I think this is actually quite a blow for the online independent publishing sphere. While on the one hand it’s encouraging to know there’s enough money around in independent publishing these days for the criminal underworld to take an interest in it, the last thing we want is paid content from independent authors turning into a minefield for the consumer. That way we all lose. I’m happy to be keeping my work on the free side of the internet for now. It makes it no safer, but there’s less confusion. If you’ve ever paid to read an ebook with my words in it, it was stolen.

So, if you recently downloaded those disjointed, second rate cyber-knockoff copies of “Love lost and found again” by “Kevin Peters” or “Fearful of the consequences” by “Jennifer Watson”, do please contact Amazon and insist on a refund. And if you’re not already weary of the whole business, please go over to my Feedbooks stream and download the proper e-books for free. “Love lost and found again” is a plagiarised version of “The Road from Langholm Avenue”. Fearful of the consequences is culled from my novel “Push Hands”.

Regards

Michael

**Update Feb 14th**

It seems I’ve taken the plunge at last and started selling my work on Amazon.com, with three Kindle titles listed – The Road From Langholm Avenue, Push Hands and The Lavender and the Rose. Yes, these books are under my own name and their original titles, but I’ve no idea how they got there, nor where the revenue is going.

I’m trying to have these taken down but in this case Amazon is putting the onus on me to prove I own the copyright, so they want address, phone number, inside leg measurement, plus a declaration signed in blood, on pain of death or life imprisonment, that I’m telling the truth.

Interesting! Okay – just sent that off to their legal department. We’ll see how it goes.

15/2/12 – Amazon reply to confirm receipt of my query and express regret that they are unable to respond as quickly as they would like at this time. Offending books still there.

17/2/12 Offending books still there.

21/2/12 Message from Amazon confirming imminent shooting down of offending books. Books gone.

Matter closed.

Read Full Post »

As pirate attacks continue to wreak havoc on one of the world’s major shipping routes, my researches into completely unrelated matters have turned up this fascinating nineteenth century account of piracy off the western coast of Africa, and how it was efficiently dealt with.

On the morning of the 14th of September 1828, a 500 ton copper clad East Indiaman, armed with six carriage guns, slipped out of Portsmouth harbour, bound for Bombay. The vessel, the Sesostris, was a regular trader between Britain, Cape Town and the East Indies, carrying freight and passengers.

Two of the passengers were a young couple by the name of John and Margaret Wilson.  John a newly ordained Church of Scotland Minister,  was bound for what would become a lifetime of work in India as a respected missionary. His wife, Margaret, was to become a devoted teacher,  establishing among others “the Bombay school for destitute girls”. As the Sesostris neared the equatorial region, Margaret, in typically understated fashion wrote in her diary:

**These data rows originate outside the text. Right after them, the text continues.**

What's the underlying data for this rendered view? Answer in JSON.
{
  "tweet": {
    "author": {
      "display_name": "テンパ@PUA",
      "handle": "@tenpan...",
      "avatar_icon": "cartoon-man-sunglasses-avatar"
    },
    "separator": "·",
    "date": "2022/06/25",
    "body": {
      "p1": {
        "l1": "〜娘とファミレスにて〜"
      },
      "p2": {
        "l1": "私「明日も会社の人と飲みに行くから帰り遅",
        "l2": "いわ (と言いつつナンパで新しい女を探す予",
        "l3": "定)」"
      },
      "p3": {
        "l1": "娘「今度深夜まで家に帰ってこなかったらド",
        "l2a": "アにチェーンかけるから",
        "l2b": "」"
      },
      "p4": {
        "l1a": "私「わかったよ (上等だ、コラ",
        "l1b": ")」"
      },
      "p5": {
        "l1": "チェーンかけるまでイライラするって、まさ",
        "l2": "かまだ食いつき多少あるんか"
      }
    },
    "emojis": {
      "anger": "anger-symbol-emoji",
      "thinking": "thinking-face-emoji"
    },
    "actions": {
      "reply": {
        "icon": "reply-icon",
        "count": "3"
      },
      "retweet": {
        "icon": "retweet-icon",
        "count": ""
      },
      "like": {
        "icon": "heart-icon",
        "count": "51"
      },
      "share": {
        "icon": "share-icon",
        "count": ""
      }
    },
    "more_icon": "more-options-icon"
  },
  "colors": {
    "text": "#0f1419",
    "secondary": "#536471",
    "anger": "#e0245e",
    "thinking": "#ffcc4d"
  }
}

We were once or twice alarmed by the appearance of piratical vessels. The captain ordered the large guns to be loaded, while muskets, swords, and pistols, were all in readiness for an attack. I do not doubt that one of these vessels was what we took her for; but we looked so formidable, that she kept at a distance.*

To disgracefully mangle an Ambrose Bierce quotation: “There is nothing new under the sun, but a lot of old things we have apparently forgotten!”

*From “A Memoir of Margaret Wilson” by John Wilson (1844)

Margaret died of fever in Bombay , in 1834.

Read Full Post »